It was in a Buddhist temple in the Western Hills that I wrote the first chapters of this book. The temple is named Pi Mo Yen. In the eighteenth century a Manchu general, cousin to the Emperor Ch’ien-lung, stayed up there, like myself, and wrote a book. (His was a book of travel, with the quaint title “Footsteps in the Snow of a Solitary Goose.”) Close by were the Hunting Park and the tower whence the emperor used to watch his army manoeuvring on the plain. All around were signs of a past magnificence. (Varè, ‘The Last Empress’ ix, 1936)
This temple, one of the smallest and highest of those in the Western Hills, was known to the foreign community in Peking at the end of the nineteenth century and beginning of the twentieth century as Pi Mo Yen [碧默巖]. Chinese sources, however, indicate its name to be Mi Mo Ya [秘魔崖]. Forthcoming installments will further illustrate the Western Hills, using pictures from Lin-qing’s book accompanied by excerpts from contemporary European sources.
麟慶：鴻雪因緣圖記 hóngxuě yīnyuán tújì volume 4 of 6
About the Author:

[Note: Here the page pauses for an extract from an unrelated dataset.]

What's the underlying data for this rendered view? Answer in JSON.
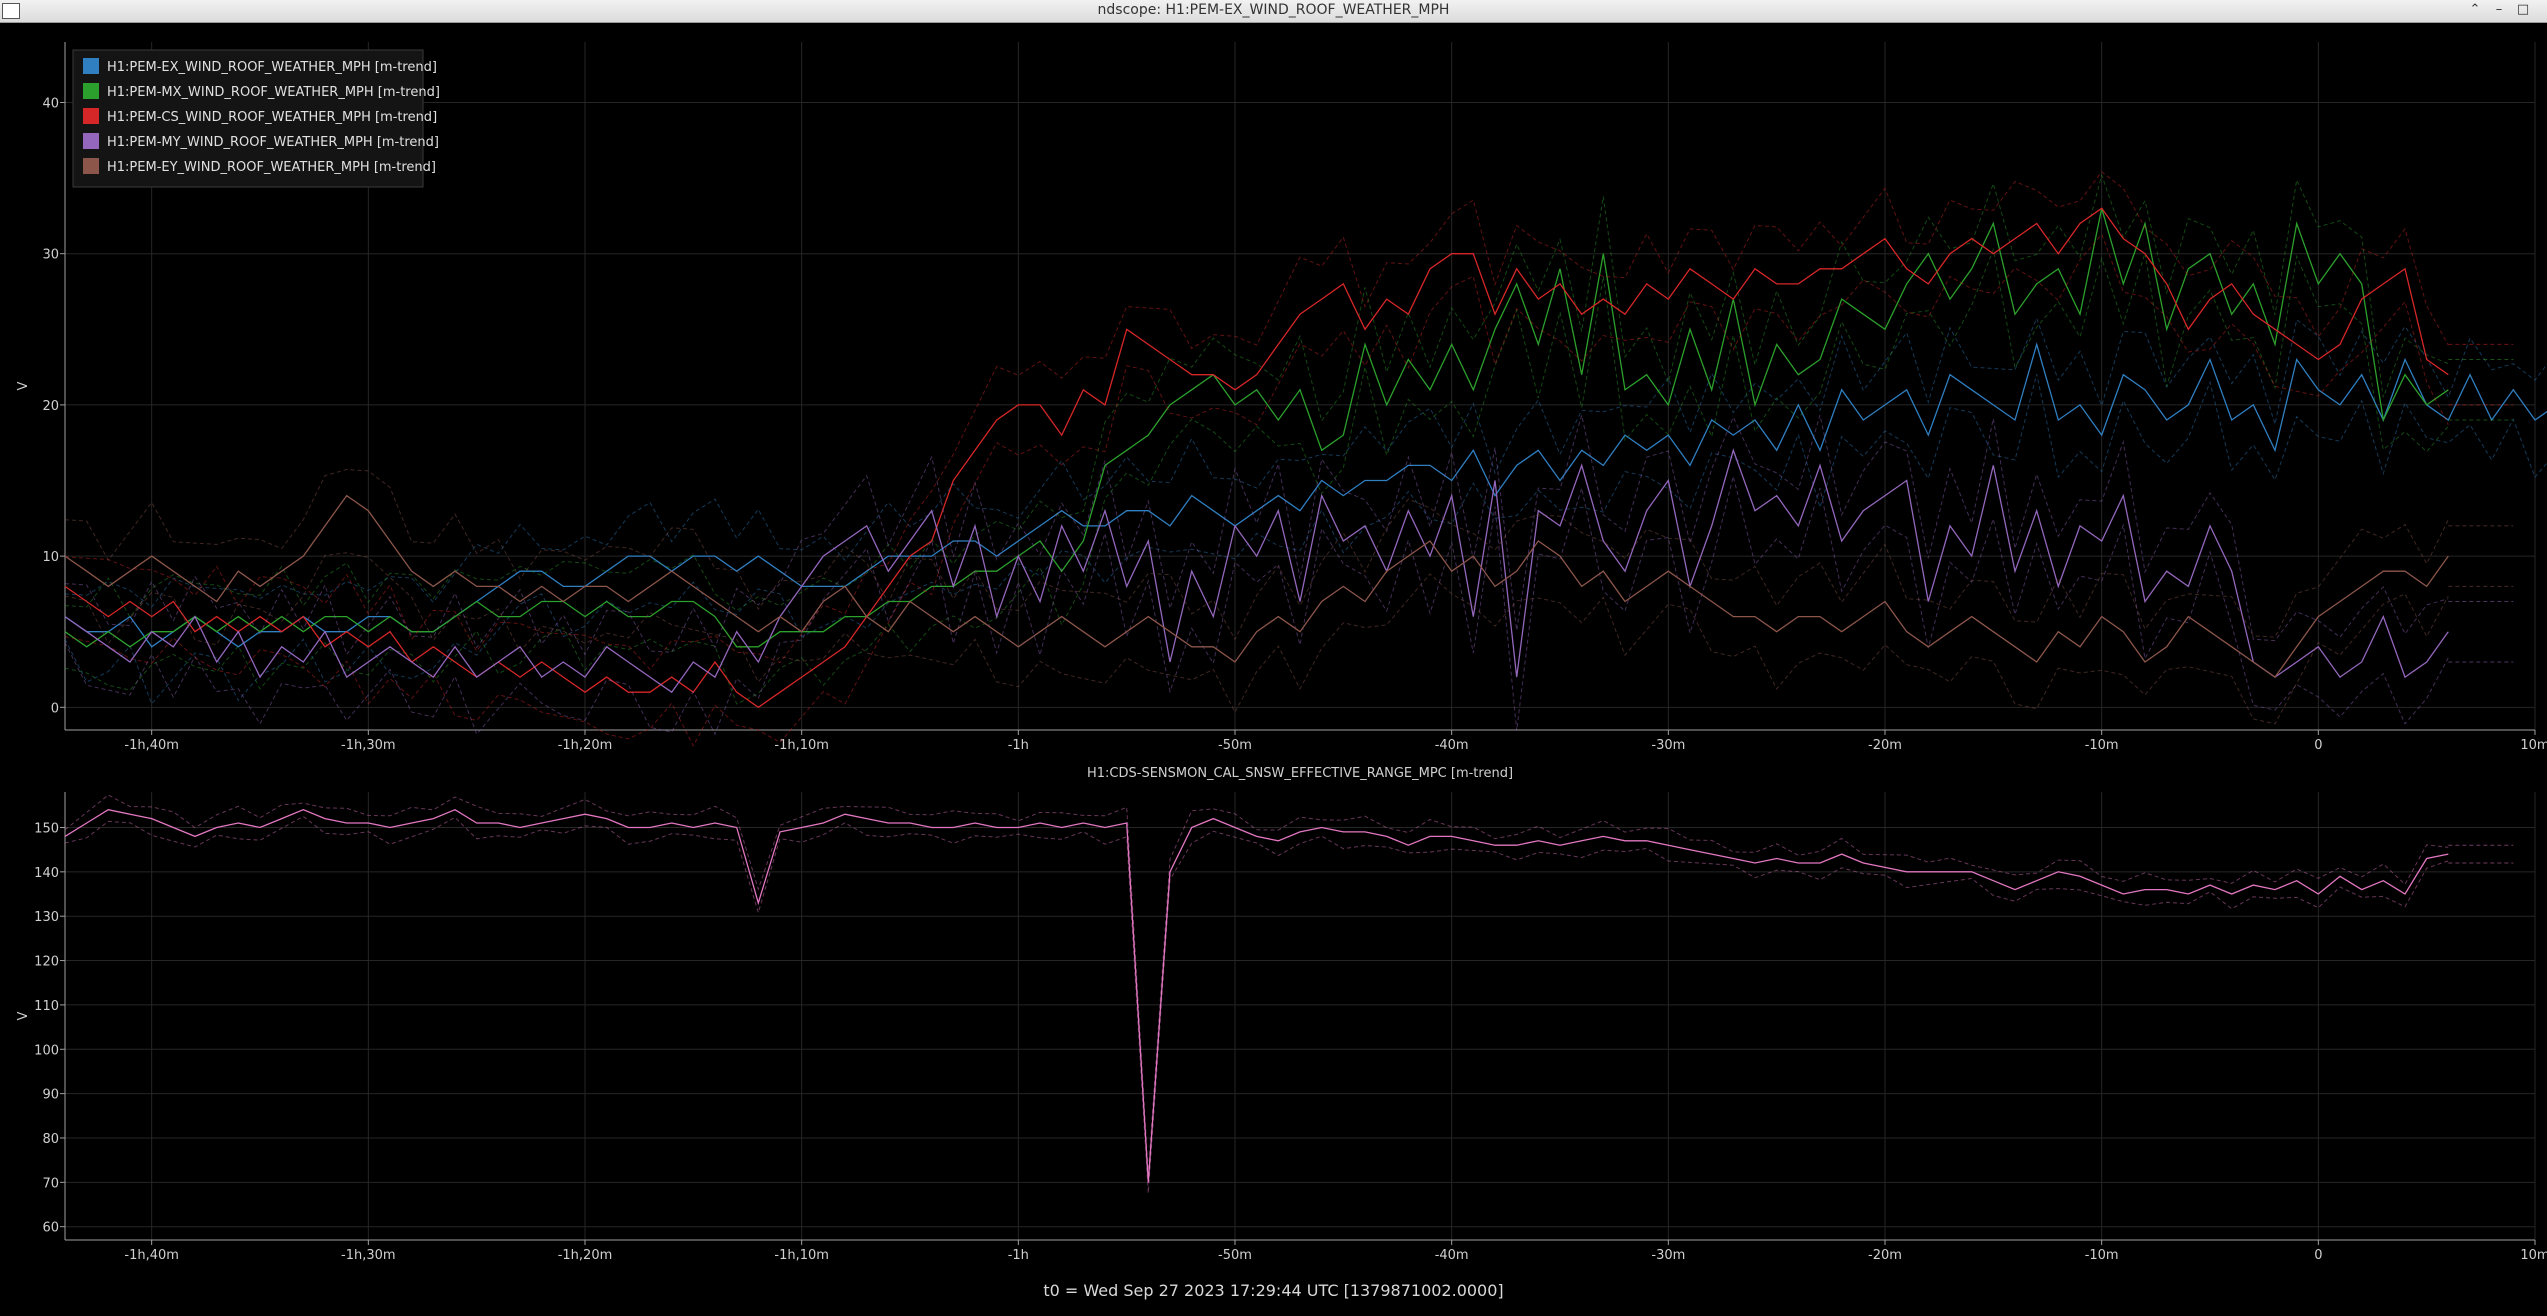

Daniele Varè (1880-1956) was an Italian diplomat who served chiefly in China, from 1908 until 1920. After he retired from the diplomatic service he devoted himself to writing, translating his own books into English, and writing some of them directly in that language. He wrote works of popular history, such as ‘The Last Empress’ (also published as ‘The Last of the Empresses’), and his novels, ‘The Maker of Heavenly Trousers’; ‘The Gate of Laughing Sparrows’; and ‘The Temple of Costly Experience’; thinly-veiled romans-a-clef, portray expatriate life in China during the end of the Qing dynasty and the beginning of the Republican period. His autobiography, ‘Laughing Diplomat’, was published in 1938. Sir Edmund Backhouse, in his memoirs, describes Varè as his ‘enemy’, doubtlessly because Varè paid him a back-handed compliment by comparing his work and himself with James Macpherson and his ‘Ossian’. – Se non è vero, è ben trovato, we may say.